Your credit terms set the time limits for your customers' payment on the merchandise or services received. Learn how to create a clear policy delineating when to extend credit to a customer and, if so, how much and for how long.
Credit terms are simply the time limits you set for your customers' promise to pay for their merchandise or services received. But for many small business owners, establishing credit terms can be cumbersome.
When customers purchase your merchandise or services, you expect them to pay within a specific period of time (generally, 30 days). As a result of this promise, you agree to give up an immediate cash inflow until a later date. The credit terms of most businesses are either 30, 60, or 90 days. However, some businesses may have credit terms as short as 7 or 10 days. Often a business's credit terms are dictated by an industry standard, or by its competition.

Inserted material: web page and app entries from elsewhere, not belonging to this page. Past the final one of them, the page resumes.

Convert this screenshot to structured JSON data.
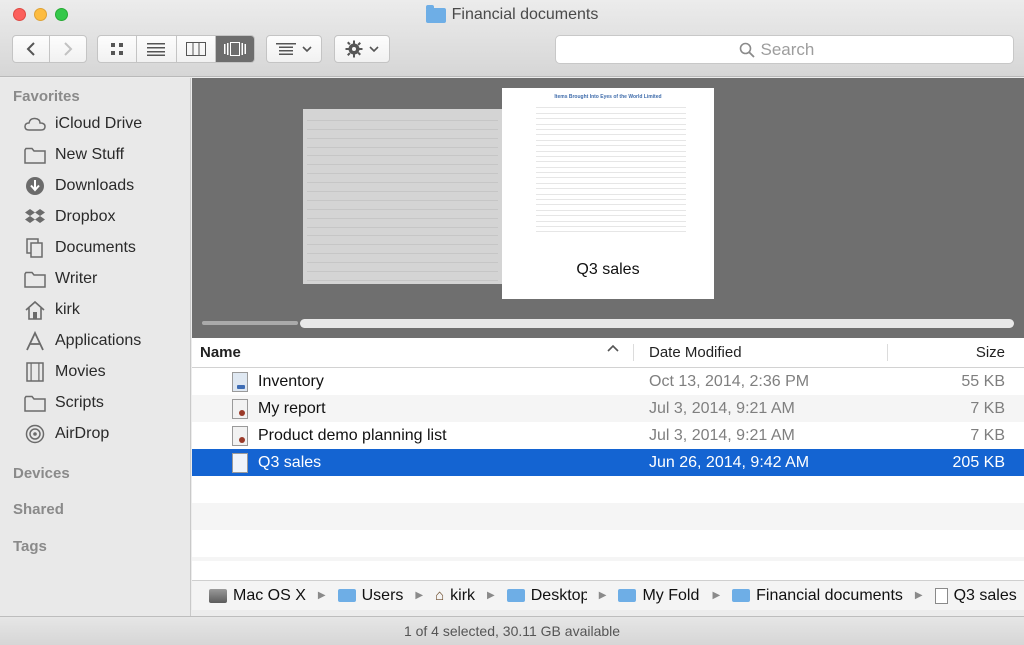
{
  "window": {
    "title": "Financial documents"
  },
  "toolbar": {
    "back_icon": "chevron-left-icon",
    "forward_icon": "chevron-right-icon",
    "view_modes": [
      "icon",
      "list",
      "column",
      "cover-flow"
    ],
    "active_view": "cover-flow",
    "arrange_icon": "arrange-icon",
    "action_icon": "gear-icon",
    "search_placeholder": "Search"
  },
  "sidebar": {
    "favorites_heading": "Favorites",
    "items": [
      {
        "label": "iCloud Drive",
        "icon": "cloud-icon"
      },
      {
        "label": "New Stuff",
        "icon": "folder-icon"
      },
      {
        "label": "Downloads",
        "icon": "download-icon"
      },
      {
        "label": "Dropbox",
        "icon": "dropbox-icon"
      },
      {
        "label": "Documents",
        "icon": "documents-icon"
      },
      {
        "label": "Writer",
        "icon": "folder-icon"
      },
      {
        "label": "kirk",
        "icon": "home-icon"
      },
      {
        "label": "Applications",
        "icon": "applications-icon"
      },
      {
        "label": "Movies",
        "icon": "film-icon"
      },
      {
        "label": "Scripts",
        "icon": "folder-icon"
      },
      {
        "label": "AirDrop",
        "icon": "airdrop-icon"
      }
    ],
    "devices_heading": "Devices",
    "shared_heading": "Shared",
    "tags_heading": "Tags"
  },
  "preview": {
    "sheet_label": "Q3 sales",
    "sheet_title": "Items Brought Into Eyes of the World Limited"
  },
  "list": {
    "columns": {
      "name": "Name",
      "date": "Date Modified",
      "size": "Size"
    },
    "rows": [
      {
        "name": "Inventory",
        "date": "Oct 13, 2014, 2:36 PM",
        "size": "55 KB",
        "selected": false
      },
      {
        "name": "My report",
        "date": "Jul 3, 2014, 9:21 AM",
        "size": "7 KB",
        "selected": false
      },
      {
        "name": "Product demo planning list",
        "date": "Jul 3, 2014, 9:21 AM",
        "size": "7 KB",
        "selected": false
      },
      {
        "name": "Q3 sales",
        "date": "Jun 26, 2014, 9:42 AM",
        "size": "205 KB",
        "selected": true
      }
    ]
  },
  "pathbar": {
    "crumbs": [
      "Mac OS X",
      "Users",
      "kirk",
      "Desktop",
      "My Folder",
      "Financial documents",
      "Q3 sales"
    ]
  },
  "status": {
    "text": "1 of 4 selected, 30.11 GB available"
  },
  "colors": {
    "selection": "#1464d2",
    "folder": "#6eaee6",
    "preview_bg": "#6f6f6f"
  }
}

While building a credit policy that works is a very important topic, creating the credit terms for your business has a direct influence on your cash flow. Longer credit terms mean your business will have to wait longer for the cash inflows from the collection of accounts receivable. In the meantime, your business may experience a cash flow shortage.

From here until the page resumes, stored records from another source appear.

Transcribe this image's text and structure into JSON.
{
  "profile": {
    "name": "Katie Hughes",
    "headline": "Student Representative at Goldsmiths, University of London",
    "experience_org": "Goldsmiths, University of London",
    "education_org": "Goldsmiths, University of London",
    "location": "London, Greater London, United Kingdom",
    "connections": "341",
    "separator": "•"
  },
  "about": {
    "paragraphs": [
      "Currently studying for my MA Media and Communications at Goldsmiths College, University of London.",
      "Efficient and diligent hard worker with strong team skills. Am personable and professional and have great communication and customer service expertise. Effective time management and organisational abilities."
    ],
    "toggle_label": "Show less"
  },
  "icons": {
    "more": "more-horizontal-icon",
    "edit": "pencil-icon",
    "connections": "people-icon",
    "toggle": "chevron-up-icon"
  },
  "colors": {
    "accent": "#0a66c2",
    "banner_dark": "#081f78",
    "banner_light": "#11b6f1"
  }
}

- Offering trade discounts may help speed up your cash inflows from accounts receivable, and help reduce a cash flow shortage created by extended credit terms.
- Our case study on trade discounts shows you how to decide what kind of trade discount to offer.

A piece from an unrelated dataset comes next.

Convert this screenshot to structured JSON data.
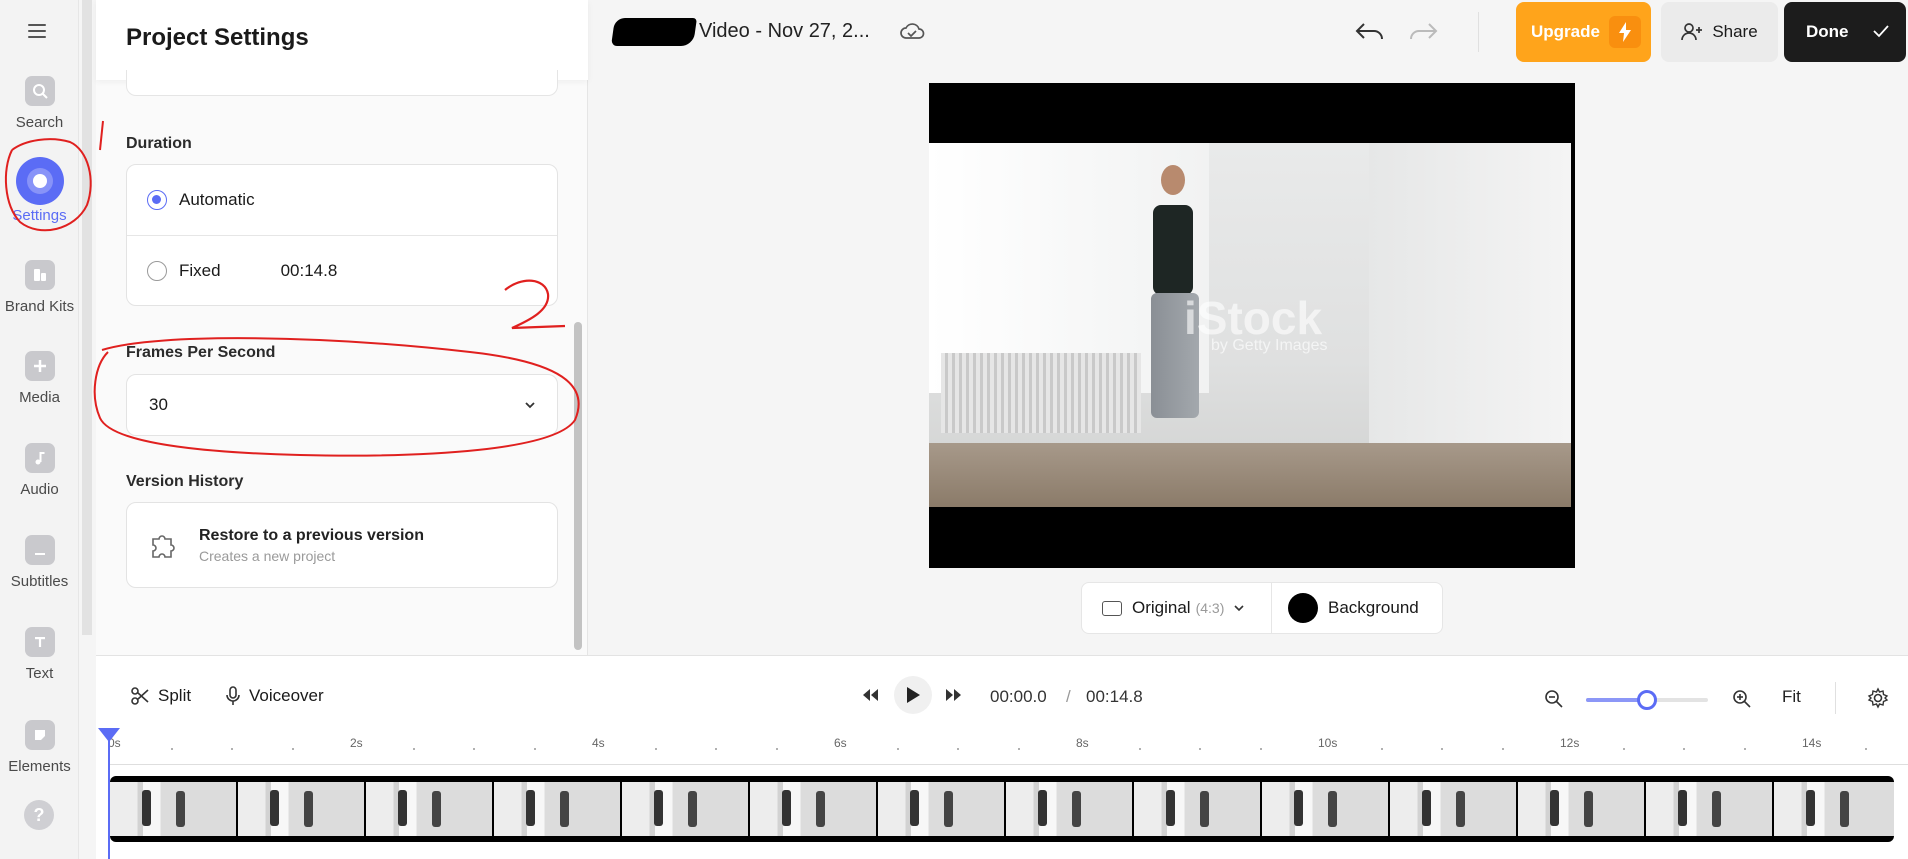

Offering trade discounts
The credit terms of your business should be designed to improve your cash flow. Some businesses allow customers to take a trade discount off the original sales price if the customer pays within a specified period of time, thus providing the customer an incentive to pay quickly and you a way to improve your cash flow.
The amount of the trade discount is typically 1 percent or 2 percent if the customer pays within 10 days. Full payment is normally due within 30 days if the customer doesn't take advantage of the trade discount. Some service-oriented businesses, like doctors or dentists, offer a trade discount of sorts for immediate payment upon completion of their services. Offering trade discounts has both advantages and disadvantages.
Considering the advantages
The main advantage of offering trade discounts is that it shortens the average collection period. Shortening the average collection period for accounts receivable is one of the biggest hurdles in accelerating your cash inflows.
Weighing the disadvantages
The primary disadvantage of offering trade discounts is the cost to your bottom line profit associated with the lost revenues. The cost of trade discounts must be weighed against the improved cash flow expected. Another possible disadvantage is the increase in time necessary for billing and accounts receivable processing.
In order to take full advantage of trade discounts, billing should take place as early as possible, which is generally the shipping date. For some small businesses, this may require outsourcing some of your billing work.
The cost of trade discounts illustrated
The primary disadvantage of offering trade discounts is the cost to your bottom-line profits associated with the loss of revenues. The following example looks at the bottom line effect of offering trade discounts:
Quick Computer Supply has been experiencing a steady build up in accounts receivable over the last six months (!). This build up in accounts receivable, however, comes with a downside: It has put a slight strain on the company's cash flow because collections are often lagging behind.
The company has decided to look at the possibility of changing its credit terms by offering a trade discount to its customers if their payments are received 10 days after shipment. The company's current credit terms call for full payment within 30 days of shipment. Sarah Quick, founder and CEO, has provided the following information:
- Sales have been averaging about $25,000 per month.
- Ms. Quick estimates that about 50 percent of the company's customers will take advantage of a 1 percent discount. She expects 75 percent of the company's customers will take advantage of a 2 percent discount. For analysis purposes, she assumes all customers not taking advantage of the trade discounts will pay within 30 days.
- The company's annual carrying costs for its investment in accounts receivable is 11 percent.
With this information, the following analysis is prepared for the company showing the effect on the company's bottom line for each of the possible options.